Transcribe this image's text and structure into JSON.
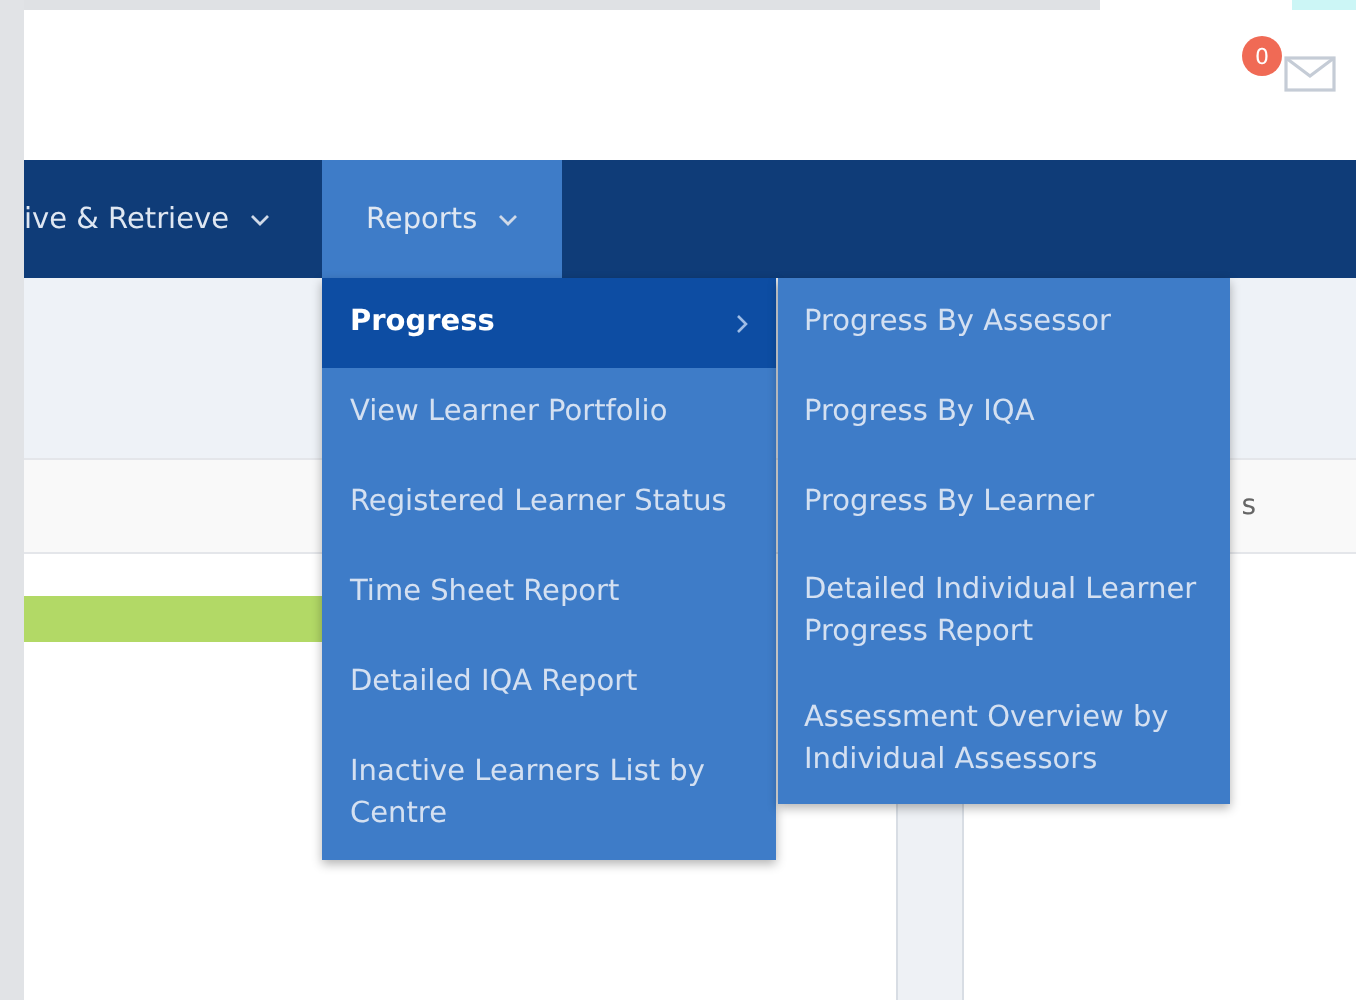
{
  "header": {
    "notification_count": "0"
  },
  "nav": {
    "items": [
      {
        "label": "ive & Retrieve",
        "selected": false
      },
      {
        "label": "Reports",
        "selected": true
      }
    ]
  },
  "table_header": {
    "column_partial": "s"
  },
  "reports_menu": {
    "items": [
      {
        "label": "Progress",
        "selected": true,
        "has_submenu": true
      },
      {
        "label": "View Learner Portfolio",
        "selected": false,
        "has_submenu": false
      },
      {
        "label": "Registered Learner Status",
        "selected": false,
        "has_submenu": false
      },
      {
        "label": "Time Sheet Report",
        "selected": false,
        "has_submenu": false
      },
      {
        "label": "Detailed IQA Report",
        "selected": false,
        "has_submenu": false
      },
      {
        "label": "Inactive Learners List by Centre",
        "selected": false,
        "has_submenu": false
      }
    ]
  },
  "progress_submenu": {
    "items": [
      {
        "label": "Progress By Assessor",
        "selected": false
      },
      {
        "label": "Progress By IQA",
        "selected": false
      },
      {
        "label": "Progress By Learner",
        "selected": false
      },
      {
        "label": "Detailed Individual Learner Progress Report",
        "selected": false
      },
      {
        "label": "Assessment Overview by Individual Assessors",
        "selected": false
      }
    ]
  }
}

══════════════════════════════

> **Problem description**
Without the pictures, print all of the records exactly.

> **Output of the task**
Transcribe this image's text and structure into JSON.
{
  "header": {
    "notification_count": "0"
  },
  "nav": {
    "items": [
      {
        "label": "ive & Retrieve",
        "selected": false
      },
      {
        "label": "Reports",
        "selected": true
      }
    ]
  },
  "table_header": {
    "column_partial": "s"
  },
  "reports_menu": {
    "items": [
      {
        "label": "Progress",
        "selected": true,
        "has_submenu": true
      },
      {
        "label": "View Learner Portfolio",
        "selected": false,
        "has_submenu": false
      },
      {
        "label": "Registered Learner Status",
        "selected": false,
        "has_submenu": false
      },
      {
        "label": "Time Sheet Report",
        "selected": false,
        "has_submenu": false
      },
      {
        "label": "Detailed IQA Report",
        "selected": false,
        "has_submenu": false
      },
      {
        "label": "Inactive Learners List by Centre",
        "selected": false,
        "has_submenu": false
      }
    ]
  },
  "progress_submenu": {
    "items": [
      {
        "label": "Progress By Assessor",
        "selected": false
      },
      {
        "label": "Progress By IQA",
        "selected": false
      },
      {
        "label": "Progress By Learner",
        "selected": false
      },
      {
        "label": "Detailed Individual Learner Progress Report",
        "selected": false
      },
      {
        "label": "Assessment Overview by Individual Assessors",
        "selected": false
      }
    ]
  }
}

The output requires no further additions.